We all know that moving house is right up there with divorce and bereavement as a stress-inducing event.
Moving within a foreign country can be even more problematic, with different administrative formulas to be completed and the prospect of dealing with everything in a foreign language; daunting to say the least!
Having been a French resident for some years now, I had often wondered why the French rarely move (some families never leave their birthplace).
But having now moved four times within France I'm convinced that the sheer volume of paperwork puts them off.
The following words of wisdom may, and I repeat only may, be of use to those of you who are contemplating such a move.
One of the first things to consider for those of you with children is schools. Unless you are moving very close by, a change of school will be on the cards.
The first thing to do is ask the existing head for a certificate de radiation which states that your child is no longer attending that school.
Timing is crucial
This cannot be issued before your child leaves the school and you can't enrol them at a new one without it, so timing is crucial.
So is organisation; don't do as I did in our latest move and leave a whole pile of vital documents in a filing cabinet at your old home.
This resulted in a hasty trip to the doctor who provided an attestation, stating that my children had been suitably vaccinated and were fit to enter society.
It also meant an emergency fax from the insurers to state that the children were covered for any damage they might cause whilst on school premises. All this just to get them out from under my feet for a few hours...
Your insurers will need to be notified of your change of address so that they can re-issue your car insurance certificate. We have an all-in-one insurance deal but if your cover for car, house et al is separate you will have to notify them all.
The car insurance notification has to be done within a month of moving. We know this now - having been stopped by the gendarmes because of it while en route to the tip with a trailer load of rubbish.
Boys in blue
They actually queried whether we had driven from Brittany to Lot-et-Garonne in order to use the local dechetterie. This would have been a round trip of 650 miles!
But it never pays to argue with the boys in blue, especially in Franglais, so I looked suitably abject and assured them that the paperwork was in hand.

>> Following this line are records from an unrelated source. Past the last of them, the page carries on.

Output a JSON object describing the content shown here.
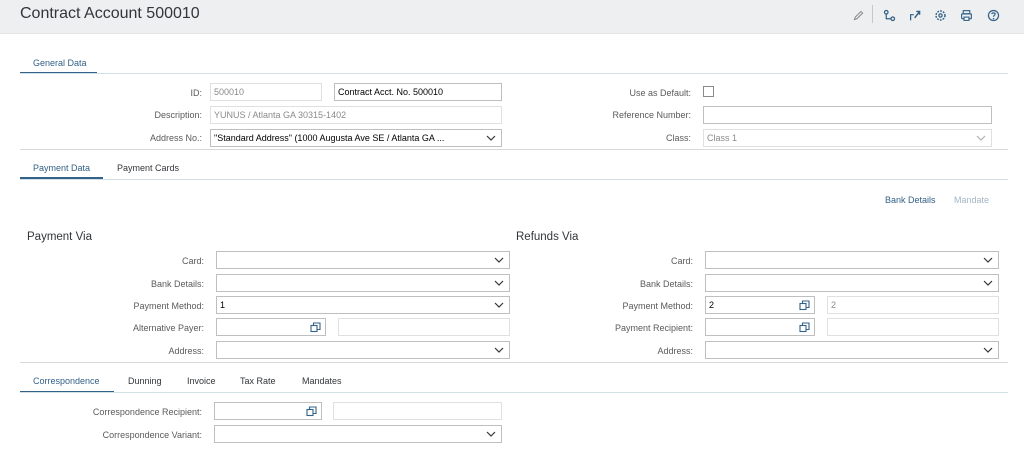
{
  "header": {
    "title": "Contract Account 500010",
    "icons": [
      "edit-icon",
      "hierarchy-icon",
      "share-icon",
      "settings-icon",
      "print-icon",
      "help-icon"
    ]
  },
  "general_section": {
    "tab": "General Data",
    "id_label": "ID:",
    "id_value": "500010",
    "name_value": "Contract Acct. No. 500010",
    "description_label": "Description:",
    "description_value": "YUNUS / Atlanta GA 30315-1402",
    "address_label": "Address No.:",
    "address_value": "\"Standard Address\"  (1000 Augusta Ave SE / Atlanta GA ...",
    "use_default_label": "Use as Default:",
    "reference_label": "Reference Number:",
    "reference_value": "",
    "class_label": "Class:",
    "class_value": "Class 1"
  },
  "payment_tabs": [
    "Payment Data",
    "Payment Cards"
  ],
  "payment_links": {
    "bank_details": "Bank Details",
    "mandate": "Mandate"
  },
  "payment_via": {
    "title": "Payment Via",
    "card_label": "Card:",
    "card_value": "",
    "bank_label": "Bank Details:",
    "bank_value": "",
    "method_label": "Payment Method:",
    "method_value": "1",
    "alt_payer_label": "Alternative Payer:",
    "alt_payer_value": "",
    "alt_payer_desc": "",
    "address_label": "Address:",
    "address_value": ""
  },
  "refunds_via": {
    "title": "Refunds Via",
    "card_label": "Card:",
    "card_value": "",
    "bank_label": "Bank Details:",
    "bank_value": "",
    "method_label": "Payment Method:",
    "method_value": "2",
    "method_desc": "2",
    "recipient_label": "Payment Recipient:",
    "recipient_value": "",
    "recipient_desc": "",
    "address_label": "Address:",
    "address_value": ""
  },
  "correspondence_tabs": [
    "Correspondence",
    "Dunning",
    "Invoice",
    "Tax Rate",
    "Mandates"
  ],
  "correspondence": {
    "recipient_label": "Correspondence Recipient:",
    "recipient_value": "",
    "recipient_desc": "",
    "variant_label": "Correspondence Variant:",
    "variant_value": ""
  },
  "colors": {
    "accent": "#346187",
    "header_bg": "#edeff0",
    "text": "#32363a",
    "label": "#5a5a5a",
    "border": "#bfbfbf"
  }
}
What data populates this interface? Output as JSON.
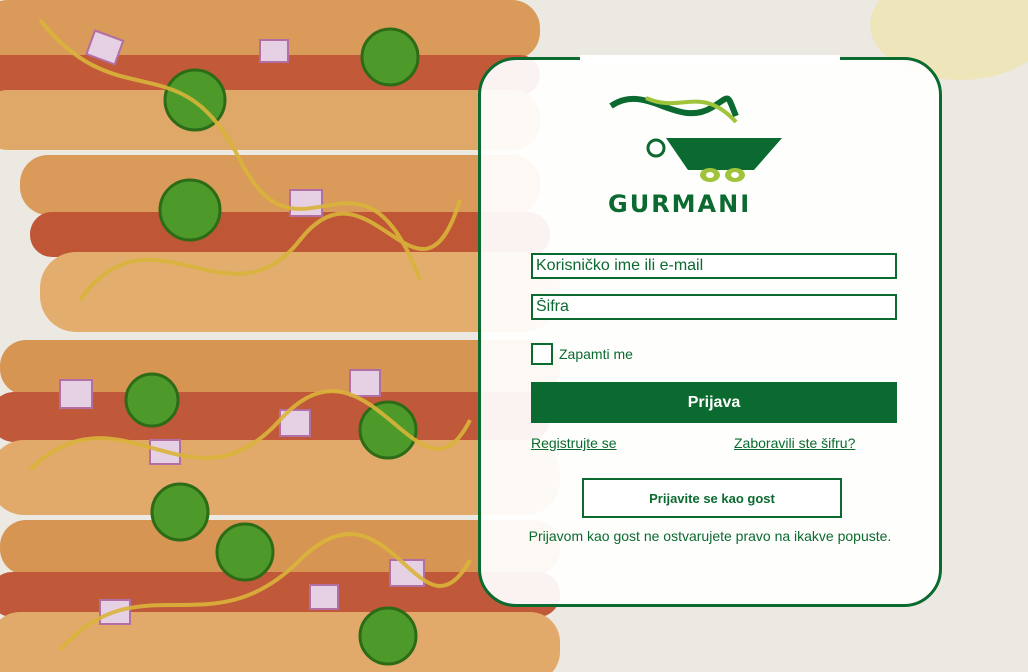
{
  "logo": {
    "text": "GURMANI"
  },
  "form": {
    "username_placeholder": "Korisničko ime ili e-mail",
    "password_placeholder": "Šifra",
    "remember_label": "Zapamti me",
    "login_label": "Prijava",
    "register_link": "Registrujte se",
    "forgot_link": "Zaboravili ste šifru?",
    "guest_label": "Prijavite se kao gost",
    "guest_note": "Prijavom kao gost ne ostvarujete pravo na ikakve popuste."
  },
  "colors": {
    "brand_green": "#0b6a2f",
    "accent_lime": "#9fc43a"
  }
}
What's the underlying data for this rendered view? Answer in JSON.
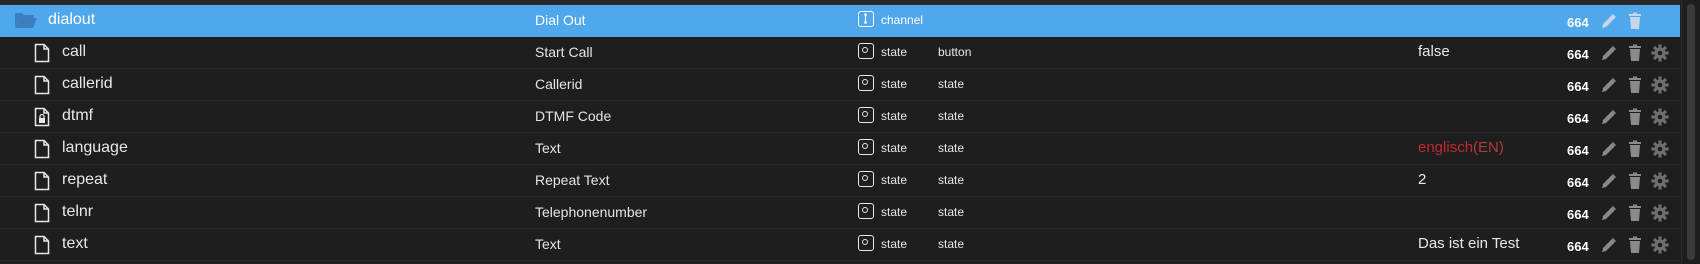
{
  "rows": [
    {
      "name": "dialout",
      "desc": "Dial Out",
      "type": "channel",
      "role": "",
      "value": "",
      "value_suffix": "",
      "perm": "664",
      "icon": "folder-open-icon",
      "selected": true
    },
    {
      "name": "call",
      "desc": "Start Call",
      "type": "state",
      "role": "button",
      "value": "false",
      "value_suffix": "",
      "perm": "664",
      "icon": "file-icon"
    },
    {
      "name": "callerid",
      "desc": "Callerid",
      "type": "state",
      "role": "state",
      "value": "",
      "value_suffix": "",
      "perm": "664",
      "icon": "file-icon"
    },
    {
      "name": "dtmf",
      "desc": "DTMF Code",
      "type": "state",
      "role": "state",
      "value": "",
      "value_suffix": "",
      "perm": "664",
      "icon": "file-lock-icon"
    },
    {
      "name": "language",
      "desc": "Text",
      "type": "state",
      "role": "state",
      "value": "englisch",
      "value_suffix": "(EN)",
      "perm": "664",
      "icon": "file-icon",
      "value_color": "#c2292c"
    },
    {
      "name": "repeat",
      "desc": "Repeat Text",
      "type": "state",
      "role": "state",
      "value": "2",
      "value_suffix": "",
      "perm": "664",
      "icon": "file-icon"
    },
    {
      "name": "telnr",
      "desc": "Telephonenumber",
      "type": "state",
      "role": "state",
      "value": "",
      "value_suffix": "",
      "perm": "664",
      "icon": "file-icon"
    },
    {
      "name": "text",
      "desc": "Text",
      "type": "state",
      "role": "state",
      "value": "Das ist ein Test",
      "value_suffix": "",
      "perm": "664",
      "icon": "file-icon"
    }
  ],
  "colors": {
    "selected_bg": "#4fa7ec",
    "bg": "#1e1e1e",
    "value_red": "#c2292c"
  }
}
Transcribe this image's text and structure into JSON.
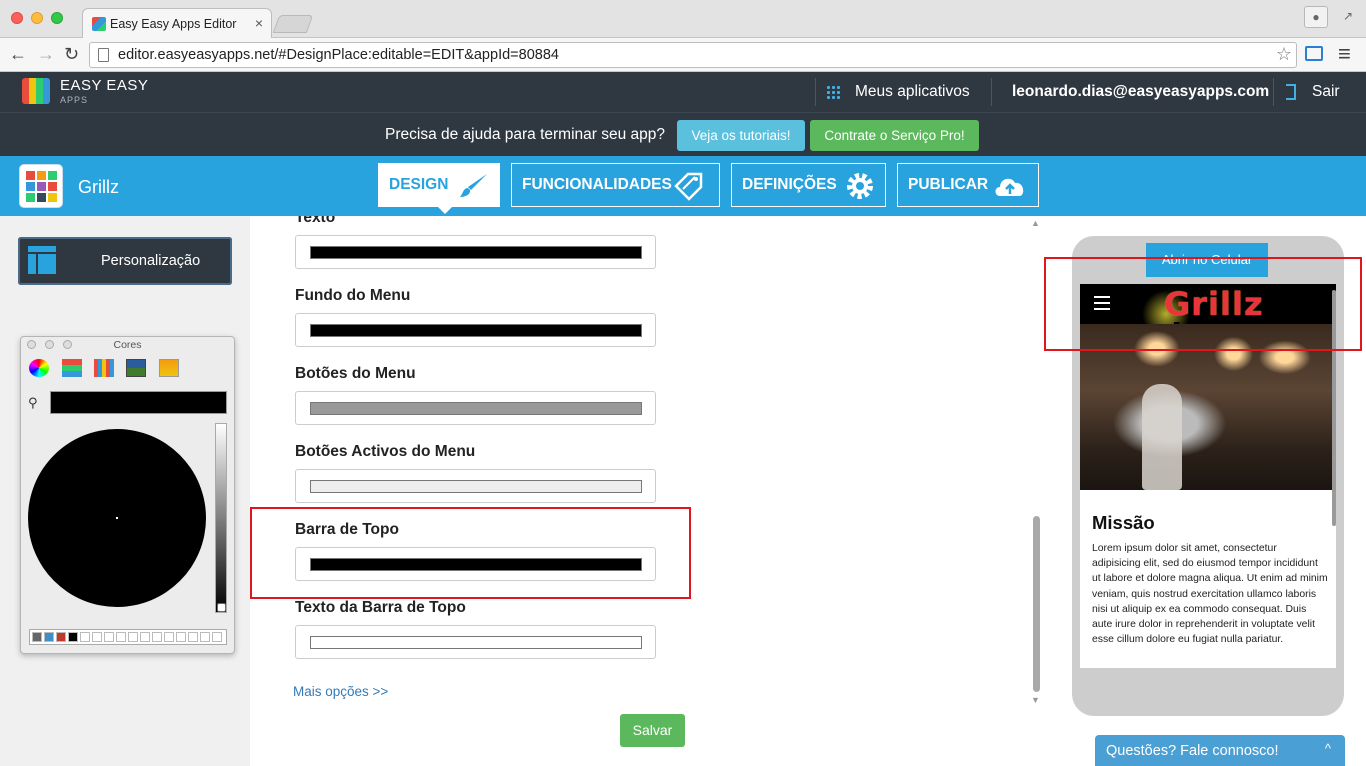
{
  "browser": {
    "tab_title": "Easy Easy Apps Editor",
    "tab_close": "×",
    "url": "editor.easyeasyapps.net/#DesignPlace:editable=EDIT&appId=80884",
    "back": "←",
    "forward": "→",
    "reload": "↻",
    "star": "☆",
    "menu": "≡"
  },
  "header": {
    "logo_main": "EASY EASY",
    "logo_sub": "APPS",
    "my_apps": "Meus aplicativos",
    "user_email": "leonardo.dias@easyeasyapps.com",
    "logout": "Sair"
  },
  "helpbar": {
    "text": "Precisa de ajuda para terminar seu app?",
    "tutorials_btn": "Veja os tutoriais!",
    "pro_btn": "Contrate o Serviço Pro!"
  },
  "toolbar": {
    "app_name": "Grillz",
    "tabs": [
      {
        "label": "DESIGN"
      },
      {
        "label": "FUNCIONALIDADES"
      },
      {
        "label": "DEFINIÇÕES"
      },
      {
        "label": "PUBLICAR"
      }
    ]
  },
  "sidebar": {
    "personalization": "Personalização",
    "color_picker_title": "Cores"
  },
  "form": {
    "fields": [
      {
        "label": "Texto",
        "color": "#000000"
      },
      {
        "label": "Fundo do Menu",
        "color": "#000000"
      },
      {
        "label": "Botões do Menu",
        "color": "#999999"
      },
      {
        "label": "Botões Activos do Menu",
        "color": "#eeeeee"
      },
      {
        "label": "Barra de Topo",
        "color": "#000000"
      },
      {
        "label": "Texto da Barra de Topo",
        "color": "#ffffff"
      }
    ],
    "more_options": "Mais opções >>",
    "save": "Salvar"
  },
  "preview": {
    "open_on_phone": "Abrir no Celular",
    "app_logo": "Grillz",
    "heading": "Missão",
    "body": "Lorem ipsum dolor sit amet, consectetur adipisicing elit, sed do eiusmod tempor incididunt ut labore et dolore magna aliqua. Ut enim ad minim veniam, quis nostrud exercitation ullamco laboris nisi ut aliquip ex ea commodo consequat. Duis aute irure dolor in reprehenderit in voluptate velit esse cillum dolore eu fugiat nulla pariatur."
  },
  "chat": {
    "label": "Questões? Fale connosco!",
    "chevron": "^"
  },
  "colors": {
    "accent": "#29a3de",
    "dark": "#2f3841",
    "success": "#5cb85c",
    "info": "#5bc0de",
    "highlight": "#e0161c"
  }
}
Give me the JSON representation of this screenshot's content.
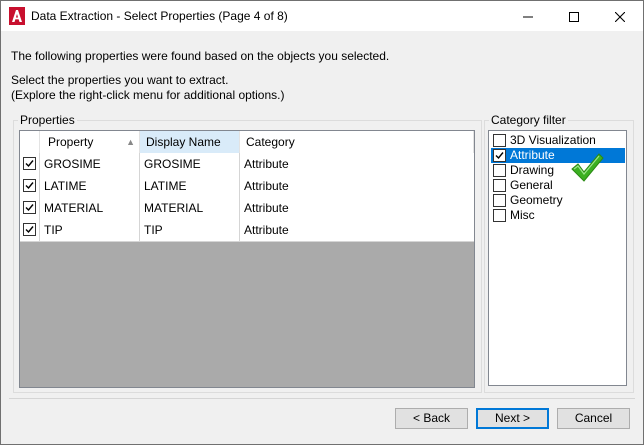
{
  "window": {
    "title": "Data Extraction - Select Properties (Page 4 of 8)",
    "minimize_glyph": "—",
    "maximize_glyph": "☐",
    "close_glyph": "✕",
    "app_icon": "autocad-a-icon",
    "app_icon_color": "#c8102e"
  },
  "intro": {
    "line1": "The following properties were found based on the objects you selected.",
    "line2": "Select the properties you want to extract.",
    "line3": "(Explore the right-click menu for additional options.)"
  },
  "properties": {
    "group_label": "Properties",
    "columns": {
      "property": "Property",
      "display_name": "Display Name",
      "category": "Category"
    },
    "rows": [
      {
        "checked": true,
        "property": "GROSIME",
        "display_name": "GROSIME",
        "category": "Attribute"
      },
      {
        "checked": true,
        "property": "LATIME",
        "display_name": "LATIME",
        "category": "Attribute"
      },
      {
        "checked": true,
        "property": "MATERIAL",
        "display_name": "MATERIAL",
        "category": "Attribute"
      },
      {
        "checked": true,
        "property": "TIP",
        "display_name": "TIP",
        "category": "Attribute"
      }
    ]
  },
  "category_filter": {
    "group_label": "Category filter",
    "items": [
      {
        "label": "3D Visualization",
        "checked": false,
        "selected": false
      },
      {
        "label": "Attribute",
        "checked": true,
        "selected": true
      },
      {
        "label": "Drawing",
        "checked": false,
        "selected": false
      },
      {
        "label": "General",
        "checked": false,
        "selected": false
      },
      {
        "label": "Geometry",
        "checked": false,
        "selected": false
      },
      {
        "label": "Misc",
        "checked": false,
        "selected": false
      }
    ],
    "annotation_icon": "green-checkmark-icon",
    "annotation_color": "#3cb022"
  },
  "buttons": {
    "back": "< Back",
    "next": "Next >",
    "cancel": "Cancel"
  },
  "colors": {
    "selection": "#0078d7",
    "header_selected": "#d9ebf9",
    "grid_empty": "#aaaaaa"
  }
}
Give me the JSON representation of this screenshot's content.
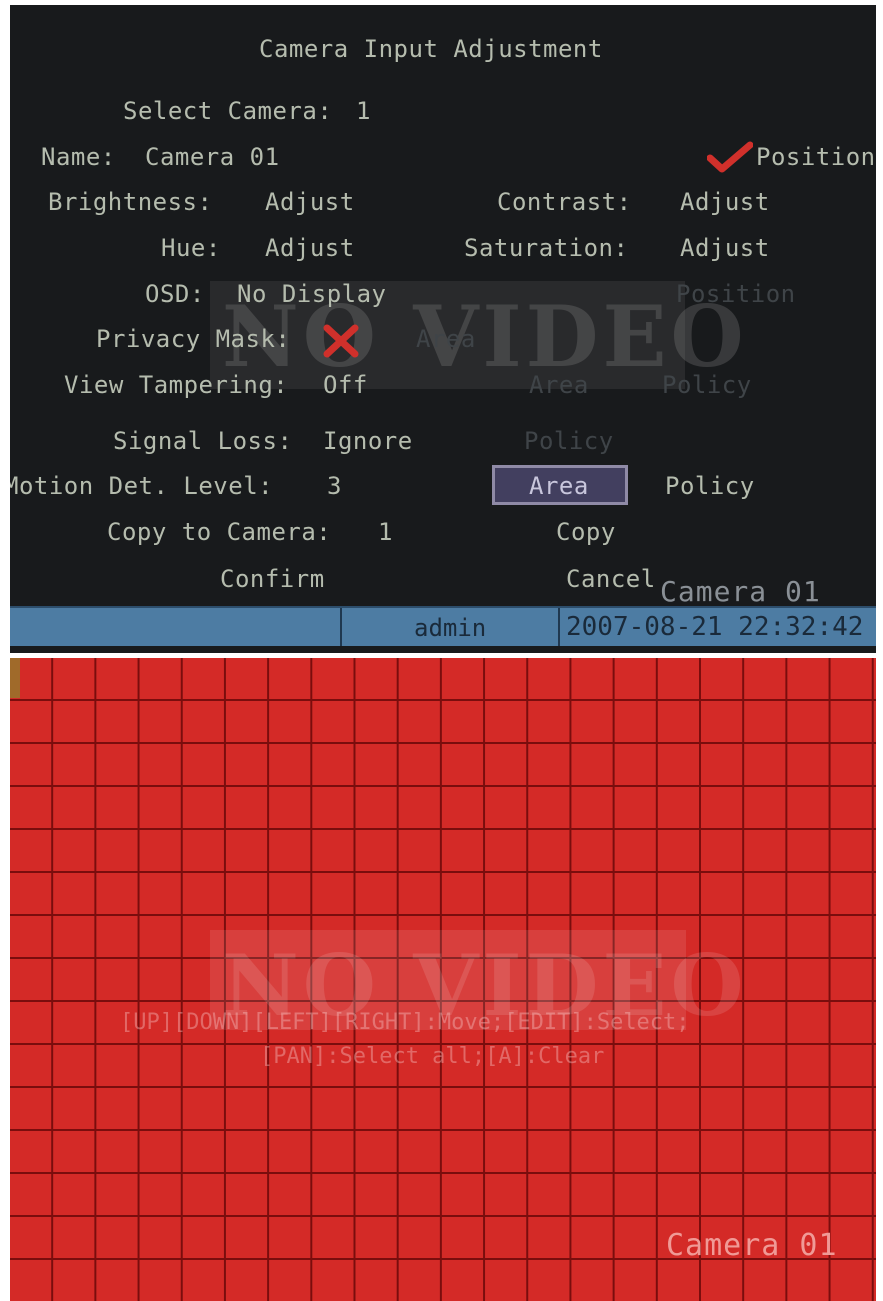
{
  "menu": {
    "title": "Camera Input Adjustment",
    "select_camera_label": "Select Camera:",
    "select_camera_value": "1",
    "name_label": "Name:",
    "name_value": "Camera 01",
    "name_position_label": "Position",
    "brightness_label": "Brightness:",
    "brightness_action": "Adjust",
    "contrast_label": "Contrast:",
    "contrast_action": "Adjust",
    "hue_label": "Hue:",
    "hue_action": "Adjust",
    "saturation_label": "Saturation:",
    "saturation_action": "Adjust",
    "osd_label": "OSD:",
    "osd_value": "No Display",
    "osd_position_label": "Position",
    "privacy_mask_label": "Privacy Mask:",
    "privacy_area_label": "Area",
    "view_tampering_label": "View Tampering:",
    "view_tampering_value": "Off",
    "view_tampering_area_label": "Area",
    "view_tampering_policy_label": "Policy",
    "signal_loss_label": "Signal Loss:",
    "signal_loss_value": "Ignore",
    "signal_loss_policy_label": "Policy",
    "motion_label": "Motion Det. Level:",
    "motion_value": "3",
    "motion_area_label": "Area",
    "motion_policy_label": "Policy",
    "copy_to_label": "Copy to Camera:",
    "copy_to_value": "1",
    "copy_label": "Copy",
    "confirm_label": "Confirm",
    "cancel_label": "Cancel"
  },
  "watermark": "NO VIDEO",
  "camera_name_overlay": "Camera 01",
  "status_bar": {
    "user": "admin",
    "datetime": "2007-08-21 22:32:42"
  },
  "area_editor": {
    "hint_line1": "[UP][DOWN][LEFT][RIGHT]:Move;[EDIT]:Select;",
    "hint_line2": "[PAN]:Select all;[A]:Clear",
    "camera_label": "Camera 01",
    "grid_color": "#d42a27"
  },
  "icons": {
    "name_position_enabled": "checkmark-icon",
    "privacy_mask_enabled": "x-mark-icon"
  },
  "colors": {
    "menu_bg": "#181a1c",
    "menu_text": "#b5bcae",
    "disabled_text": "#3f4448",
    "status_bar": "#4d7ca3",
    "check": "#d0302b",
    "grid_fill": "#d42a27"
  }
}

If you have changed département, you will need to re-register your car. Then buy new number plates.
Oh, and don't forget to tell your insurers that the registration has now changed so that they can send you another insurance certificate.
Now it is time to notify all the other bodies of your new whereabouts.
In theory there are various government websites where you can tell the taxman, the health service, unemployment offices, the child benefit agency and so forth, in one fell swoop.
In reality, despite numerous attempts, I have never managed to change all our details online and usually resort to the good old-fashioned letter, so beloved by the French.
'Moving is only for the very determined or criminally insane'
Of course, to be online you need internet access and you may well be lacking this for at least a few days after your move.
Being old hands at the moving lark, we had taken the precaution of booking a new line about three weeks before D Day.
Even so, we still spent 48 hours without a phone line as it took this long to convince France Telecom that the property existed!
Even if you have a connection and manage to send an email, do not assume it will be read, let alone dealt with.
I called my insurers to query something and was told: "Oh, no wonder if you sent an email. The emails go to the boss and he doesn't deal with administrative matters, so that's why we didn't get it."
The reluctance to embrace email may explain the roaring trade being done by La Poste in "My New Home" packs, which redirect your mail and supply a set of standard letters to post to all the relevant bodies.
By now, you will have realised that moving is only for the very determined or criminally insane. Having done it four times now, we clearly fall into the latter camp.
I won't even begin to discuss the exorbitant cost of French removal firms and how you can do it yourself for a fraction of the cost.
Mind you, had we had a removal firm, I would never have forgotten about the filing cabinet...
Words - Catharine Higginson, first published Telegraph 2007